> _YOUR TASK_:
Your answer must be the records below, reproduced exactly.

Entries taken from a collection
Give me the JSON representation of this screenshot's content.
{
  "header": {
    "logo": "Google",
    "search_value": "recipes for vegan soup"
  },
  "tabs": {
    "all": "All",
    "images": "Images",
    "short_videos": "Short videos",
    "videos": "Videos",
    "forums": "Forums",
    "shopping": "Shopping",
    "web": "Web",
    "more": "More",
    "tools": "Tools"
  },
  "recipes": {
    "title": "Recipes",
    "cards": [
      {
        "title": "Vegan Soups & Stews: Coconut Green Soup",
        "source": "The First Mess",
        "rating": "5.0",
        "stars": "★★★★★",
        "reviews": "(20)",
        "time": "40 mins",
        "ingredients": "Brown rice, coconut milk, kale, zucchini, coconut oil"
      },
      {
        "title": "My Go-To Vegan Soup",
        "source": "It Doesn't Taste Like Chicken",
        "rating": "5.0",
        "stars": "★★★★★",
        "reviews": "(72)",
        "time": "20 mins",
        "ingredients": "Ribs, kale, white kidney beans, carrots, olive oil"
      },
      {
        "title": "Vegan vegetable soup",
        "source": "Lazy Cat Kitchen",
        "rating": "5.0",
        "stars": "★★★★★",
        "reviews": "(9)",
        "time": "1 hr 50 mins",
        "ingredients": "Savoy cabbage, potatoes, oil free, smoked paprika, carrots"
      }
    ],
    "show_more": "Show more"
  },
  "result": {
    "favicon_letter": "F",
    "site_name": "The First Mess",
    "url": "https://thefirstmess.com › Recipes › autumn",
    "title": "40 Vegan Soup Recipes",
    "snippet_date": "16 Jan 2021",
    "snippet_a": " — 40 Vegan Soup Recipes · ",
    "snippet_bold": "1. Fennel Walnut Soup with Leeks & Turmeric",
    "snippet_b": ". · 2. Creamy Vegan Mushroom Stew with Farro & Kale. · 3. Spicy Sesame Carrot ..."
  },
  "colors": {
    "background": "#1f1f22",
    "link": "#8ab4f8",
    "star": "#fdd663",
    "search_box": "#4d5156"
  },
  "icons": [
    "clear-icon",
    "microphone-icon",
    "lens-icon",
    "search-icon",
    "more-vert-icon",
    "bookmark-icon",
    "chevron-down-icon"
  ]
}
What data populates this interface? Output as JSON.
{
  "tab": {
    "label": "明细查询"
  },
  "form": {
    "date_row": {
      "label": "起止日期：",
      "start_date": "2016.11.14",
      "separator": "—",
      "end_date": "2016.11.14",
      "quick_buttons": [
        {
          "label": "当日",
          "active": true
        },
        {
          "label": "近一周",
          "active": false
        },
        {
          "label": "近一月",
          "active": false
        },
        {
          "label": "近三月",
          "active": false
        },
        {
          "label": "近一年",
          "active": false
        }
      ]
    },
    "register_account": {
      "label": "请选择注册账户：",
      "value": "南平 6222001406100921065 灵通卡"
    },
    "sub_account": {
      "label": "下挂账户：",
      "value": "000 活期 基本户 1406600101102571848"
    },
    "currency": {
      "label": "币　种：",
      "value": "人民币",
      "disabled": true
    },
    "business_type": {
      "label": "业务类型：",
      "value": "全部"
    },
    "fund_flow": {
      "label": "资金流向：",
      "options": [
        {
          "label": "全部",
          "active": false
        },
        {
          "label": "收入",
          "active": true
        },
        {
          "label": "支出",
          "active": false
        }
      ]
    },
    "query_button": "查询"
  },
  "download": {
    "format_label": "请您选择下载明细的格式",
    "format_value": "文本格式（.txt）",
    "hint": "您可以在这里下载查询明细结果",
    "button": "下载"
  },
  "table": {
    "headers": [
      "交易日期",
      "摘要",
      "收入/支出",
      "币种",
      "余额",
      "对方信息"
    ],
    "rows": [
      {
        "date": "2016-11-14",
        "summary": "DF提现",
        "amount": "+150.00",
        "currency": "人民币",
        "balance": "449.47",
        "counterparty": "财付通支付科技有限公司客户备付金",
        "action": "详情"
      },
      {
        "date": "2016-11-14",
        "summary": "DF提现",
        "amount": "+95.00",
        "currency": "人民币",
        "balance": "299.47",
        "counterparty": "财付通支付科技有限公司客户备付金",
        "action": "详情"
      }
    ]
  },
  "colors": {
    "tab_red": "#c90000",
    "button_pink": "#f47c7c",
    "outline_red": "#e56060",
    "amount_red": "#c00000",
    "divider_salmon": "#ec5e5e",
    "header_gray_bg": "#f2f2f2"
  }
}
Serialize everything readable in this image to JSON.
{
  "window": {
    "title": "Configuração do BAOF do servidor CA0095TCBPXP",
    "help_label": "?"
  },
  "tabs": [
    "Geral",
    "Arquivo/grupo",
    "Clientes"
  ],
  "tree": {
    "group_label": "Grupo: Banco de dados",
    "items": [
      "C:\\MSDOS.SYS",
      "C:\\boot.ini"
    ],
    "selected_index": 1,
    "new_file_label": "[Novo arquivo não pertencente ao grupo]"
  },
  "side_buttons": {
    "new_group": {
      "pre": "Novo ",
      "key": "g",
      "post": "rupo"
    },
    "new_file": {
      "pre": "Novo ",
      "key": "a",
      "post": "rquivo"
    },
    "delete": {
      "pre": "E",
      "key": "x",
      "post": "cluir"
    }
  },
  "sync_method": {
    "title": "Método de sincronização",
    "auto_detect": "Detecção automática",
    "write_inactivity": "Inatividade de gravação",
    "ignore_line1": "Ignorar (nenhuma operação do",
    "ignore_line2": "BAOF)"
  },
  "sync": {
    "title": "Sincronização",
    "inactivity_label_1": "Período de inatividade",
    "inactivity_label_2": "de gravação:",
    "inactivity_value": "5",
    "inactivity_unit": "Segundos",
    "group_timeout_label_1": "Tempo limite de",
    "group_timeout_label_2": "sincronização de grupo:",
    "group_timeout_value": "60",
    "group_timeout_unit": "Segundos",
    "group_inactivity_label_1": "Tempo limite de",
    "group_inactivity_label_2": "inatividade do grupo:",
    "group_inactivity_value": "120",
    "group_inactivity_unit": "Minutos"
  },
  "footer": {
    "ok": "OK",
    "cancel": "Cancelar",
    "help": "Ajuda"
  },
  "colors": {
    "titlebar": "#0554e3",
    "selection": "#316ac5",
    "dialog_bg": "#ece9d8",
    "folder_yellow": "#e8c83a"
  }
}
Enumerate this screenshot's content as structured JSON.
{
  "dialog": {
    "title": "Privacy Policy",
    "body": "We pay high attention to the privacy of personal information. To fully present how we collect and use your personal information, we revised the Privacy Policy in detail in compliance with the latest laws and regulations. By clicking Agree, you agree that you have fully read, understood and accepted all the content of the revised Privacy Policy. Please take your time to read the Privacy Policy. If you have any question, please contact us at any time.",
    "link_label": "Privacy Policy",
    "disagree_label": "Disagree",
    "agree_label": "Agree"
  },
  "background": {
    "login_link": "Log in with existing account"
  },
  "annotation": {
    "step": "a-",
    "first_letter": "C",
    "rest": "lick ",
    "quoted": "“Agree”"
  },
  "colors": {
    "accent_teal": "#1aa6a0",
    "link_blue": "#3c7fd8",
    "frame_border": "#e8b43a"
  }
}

> _RESPONSE TO THIS EXERCISE_:
Give me the JSON representation of this screenshot's content.
{
  "header": {
    "logo": "Google",
    "search_value": "recipes for vegan soup"
  },
  "tabs": {
    "all": "All",
    "images": "Images",
    "short_videos": "Short videos",
    "videos": "Videos",
    "forums": "Forums",
    "shopping": "Shopping",
    "web": "Web",
    "more": "More",
    "tools": "Tools"
  },
  "recipes": {
    "title": "Recipes",
    "cards": [
      {
        "title": "Vegan Soups & Stews: Coconut Green Soup",
        "source": "The First Mess",
        "rating": "5.0",
        "stars": "★★★★★",
        "reviews": "(20)",
        "time": "40 mins",
        "ingredients": "Brown rice, coconut milk, kale, zucchini, coconut oil"
      },
      {
        "title": "My Go-To Vegan Soup",
        "source": "It Doesn't Taste Like Chicken",
        "rating": "5.0",
        "stars": "★★★★★",
        "reviews": "(72)",
        "time": "20 mins",
        "ingredients": "Ribs, kale, white kidney beans, carrots, olive oil"
      },
      {
        "title": "Vegan vegetable soup",
        "source": "Lazy Cat Kitchen",
        "rating": "5.0",
        "stars": "★★★★★",
        "reviews": "(9)",
        "time": "1 hr 50 mins",
        "ingredients": "Savoy cabbage, potatoes, oil free, smoked paprika, carrots"
      }
    ],
    "show_more": "Show more"
  },
  "result": {
    "favicon_letter": "F",
    "site_name": "The First Mess",
    "url": "https://thefirstmess.com › Recipes › autumn",
    "title": "40 Vegan Soup Recipes",
    "snippet_date": "16 Jan 2021",
    "snippet_a": " — 40 Vegan Soup Recipes · ",
    "snippet_bold": "1. Fennel Walnut Soup with Leeks & Turmeric",
    "snippet_b": ". · 2. Creamy Vegan Mushroom Stew with Farro & Kale. · 3. Spicy Sesame Carrot ..."
  },
  "colors": {
    "background": "#1f1f22",
    "link": "#8ab4f8",
    "star": "#fdd663",
    "search_box": "#4d5156"
  },
  "icons": [
    "clear-icon",
    "microphone-icon",
    "lens-icon",
    "search-icon",
    "more-vert-icon",
    "bookmark-icon",
    "chevron-down-icon"
  ]
}
What data populates this interface? Output as JSON.
{
  "tab": {
    "label": "明细查询"
  },
  "form": {
    "date_row": {
      "label": "起止日期：",
      "start_date": "2016.11.14",
      "separator": "—",
      "end_date": "2016.11.14",
      "quick_buttons": [
        {
          "label": "当日",
          "active": true
        },
        {
          "label": "近一周",
          "active": false
        },
        {
          "label": "近一月",
          "active": false
        },
        {
          "label": "近三月",
          "active": false
        },
        {
          "label": "近一年",
          "active": false
        }
      ]
    },
    "register_account": {
      "label": "请选择注册账户：",
      "value": "南平 6222001406100921065 灵通卡"
    },
    "sub_account": {
      "label": "下挂账户：",
      "value": "000 活期 基本户 1406600101102571848"
    },
    "currency": {
      "label": "币　种：",
      "value": "人民币",
      "disabled": true
    },
    "business_type": {
      "label": "业务类型：",
      "value": "全部"
    },
    "fund_flow": {
      "label": "资金流向：",
      "options": [
        {
          "label": "全部",
          "active": false
        },
        {
          "label": "收入",
          "active": true
        },
        {
          "label": "支出",
          "active": false
        }
      ]
    },
    "query_button": "查询"
  },
  "download": {
    "format_label": "请您选择下载明细的格式",
    "format_value": "文本格式（.txt）",
    "hint": "您可以在这里下载查询明细结果",
    "button": "下载"
  },
  "table": {
    "headers": [
      "交易日期",
      "摘要",
      "收入/支出",
      "币种",
      "余额",
      "对方信息"
    ],
    "rows": [
      {
        "date": "2016-11-14",
        "summary": "DF提现",
        "amount": "+150.00",
        "currency": "人民币",
        "balance": "449.47",
        "counterparty": "财付通支付科技有限公司客户备付金",
        "action": "详情"
      },
      {
        "date": "2016-11-14",
        "summary": "DF提现",
        "amount": "+95.00",
        "currency": "人民币",
        "balance": "299.47",
        "counterparty": "财付通支付科技有限公司客户备付金",
        "action": "详情"
      }
    ]
  },
  "colors": {
    "tab_red": "#c90000",
    "button_pink": "#f47c7c",
    "outline_red": "#e56060",
    "amount_red": "#c00000",
    "divider_salmon": "#ec5e5e",
    "header_gray_bg": "#f2f2f2"
  }
}
Serialize everything readable in this image to JSON.
{
  "window": {
    "title": "Configuração do BAOF do servidor CA0095TCBPXP",
    "help_label": "?"
  },
  "tabs": [
    "Geral",
    "Arquivo/grupo",
    "Clientes"
  ],
  "tree": {
    "group_label": "Grupo: Banco de dados",
    "items": [
      "C:\\MSDOS.SYS",
      "C:\\boot.ini"
    ],
    "selected_index": 1,
    "new_file_label": "[Novo arquivo não pertencente ao grupo]"
  },
  "side_buttons": {
    "new_group": {
      "pre": "Novo ",
      "key": "g",
      "post": "rupo"
    },
    "new_file": {
      "pre": "Novo ",
      "key": "a",
      "post": "rquivo"
    },
    "delete": {
      "pre": "E",
      "key": "x",
      "post": "cluir"
    }
  },
  "sync_method": {
    "title": "Método de sincronização",
    "auto_detect": "Detecção automática",
    "write_inactivity": "Inatividade de gravação",
    "ignore_line1": "Ignorar (nenhuma operação do",
    "ignore_line2": "BAOF)"
  },
  "sync": {
    "title": "Sincronização",
    "inactivity_label_1": "Período de inatividade",
    "inactivity_label_2": "de gravação:",
    "inactivity_value": "5",
    "inactivity_unit": "Segundos",
    "group_timeout_label_1": "Tempo limite de",
    "group_timeout_label_2": "sincronização de grupo:",
    "group_timeout_value": "60",
    "group_timeout_unit": "Segundos",
    "group_inactivity_label_1": "Tempo limite de",
    "group_inactivity_label_2": "inatividade do grupo:",
    "group_inactivity_value": "120",
    "group_inactivity_unit": "Minutos"
  },
  "footer": {
    "ok": "OK",
    "cancel": "Cancelar",
    "help": "Ajuda"
  },
  "colors": {
    "titlebar": "#0554e3",
    "selection": "#316ac5",
    "dialog_bg": "#ece9d8",
    "folder_yellow": "#e8c83a"
  }
}
Enumerate this screenshot's content as structured JSON.
{
  "dialog": {
    "title": "Privacy Policy",
    "body": "We pay high attention to the privacy of personal information. To fully present how we collect and use your personal information, we revised the Privacy Policy in detail in compliance with the latest laws and regulations. By clicking Agree, you agree that you have fully read, understood and accepted all the content of the revised Privacy Policy. Please take your time to read the Privacy Policy. If you have any question, please contact us at any time.",
    "link_label": "Privacy Policy",
    "disagree_label": "Disagree",
    "agree_label": "Agree"
  },
  "background": {
    "login_link": "Log in with existing account"
  },
  "annotation": {
    "step": "a-",
    "first_letter": "C",
    "rest": "lick ",
    "quoted": "“Agree”"
  },
  "colors": {
    "accent_teal": "#1aa6a0",
    "link_blue": "#3c7fd8",
    "frame_border": "#e8b43a"
  }
}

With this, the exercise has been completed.